September 14, 2008
Earlier this month, researchers performed a test run of a bus that basically drives itself. It follows a line of magnets embedded in the pavement, coursing exactly along its route and eventually to the bus stop. The tiny magnets on the bus and in the street guide the bus to the perfect parking position at the stop for picking up passengers. It's a cool idea, and a lot of transit agencies are interested. But there are wider applications.
August 8, 2008
Pizza is delicious. Crop circles are cool. But what happens when you put them together? This happens. And it is horrible.
July 14, 2008
City cycling can be hectic. Let's be realistic: most American cities are not meant for cyclists. It would be great if they were, but for now, our city forms are primarily designed for the movement of cars.
June 19, 2008
Adaptation is a way of life. But we humans have been building our habitats and cities in pursuit of permanence. This is an unreachable goal. Making our cities and communities and lifestyles adapt to outside influences is typically an afterthought. We do tend to react, and we often react very effectively. But solving problems before they happen has never been a strong suit when it comes to urban development. This is especially true with regard to our impacts on the environment. A recent and bizarre example illustrates this point.
May 5, 2008
On the bus this morning I was handed a survey asking me to detail my satisfaction with the Los Angeles County Metropolitan Transportation Authority's public transit system. As a daily bus commuter, I was more than happy to spend my two cents, but I'm a bit skeptical that those two cents will really do anything.
April 18, 2008
From public transit to public parks to public space, this past week brought a lot of interesting and innovative ideas in the world of urban planning.

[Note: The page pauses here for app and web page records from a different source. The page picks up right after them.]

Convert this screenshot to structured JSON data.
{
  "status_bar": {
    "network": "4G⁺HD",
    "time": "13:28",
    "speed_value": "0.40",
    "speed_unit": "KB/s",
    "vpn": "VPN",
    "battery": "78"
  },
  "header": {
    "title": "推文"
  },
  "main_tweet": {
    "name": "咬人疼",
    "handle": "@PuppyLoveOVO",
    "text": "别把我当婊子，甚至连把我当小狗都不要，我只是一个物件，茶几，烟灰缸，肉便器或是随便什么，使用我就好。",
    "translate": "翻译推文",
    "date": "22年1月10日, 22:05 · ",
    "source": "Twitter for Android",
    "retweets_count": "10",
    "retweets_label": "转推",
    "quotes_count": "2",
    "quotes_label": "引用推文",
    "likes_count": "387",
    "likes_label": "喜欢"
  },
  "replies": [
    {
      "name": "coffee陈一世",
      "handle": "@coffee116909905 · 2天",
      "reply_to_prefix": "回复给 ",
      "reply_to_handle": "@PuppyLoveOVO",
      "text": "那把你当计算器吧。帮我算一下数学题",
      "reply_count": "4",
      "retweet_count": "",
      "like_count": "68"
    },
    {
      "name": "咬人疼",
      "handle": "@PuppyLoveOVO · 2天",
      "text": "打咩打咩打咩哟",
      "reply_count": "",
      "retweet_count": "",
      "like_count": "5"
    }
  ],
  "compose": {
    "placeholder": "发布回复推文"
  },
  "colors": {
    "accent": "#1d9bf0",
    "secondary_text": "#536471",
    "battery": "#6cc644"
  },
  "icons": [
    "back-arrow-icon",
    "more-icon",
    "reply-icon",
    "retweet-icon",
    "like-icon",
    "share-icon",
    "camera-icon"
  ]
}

April 11, 2008
"Ladies and gentlemen, welcome aboard Amtrak Train 715. We're expecting a smooth ride today and should be moving along right on time," said the voice of the train conductor over the loudspeaker. He then continued, "And thanks for joining us for National Train Day". The loudspeaker then turned off, and was followed instantly by the voice of an incredulous woman a few rows behind who said "What?"
April 4, 2008
Another week has passed, and some more exciting and interesting ideas have taken root in the world of urban planning.
March 21, 2008
We all know there's a lot of planning going on around the world. Much of it is poor, short-sighted and generally just no good. But there are also some really great ideas being developed and adopted, and they should be considered by cities and communities all over the world as instructive examples of good planning. Here are what I think are some of the best ideas in urban planning from the last week.
February 27, 2008
Every city has blight – the unsightly, derelict, abandoned, disheveled, and under-utilized spaces of our urban areas. It drains the life out of neighborhoods, drives down the values of surrounding properties, and just looks really bad. So what do cities do about it? Some seize it through eminent domain for redevelopment and others offer incentives to developers to replace it with something better. Many of them, though, don’t do anything at all. But removing blight from a city is not impossible, and it doesn’t have to be an elaborate multi-party scheme or a drawn-out political process. It can be as simple as a coat of paint.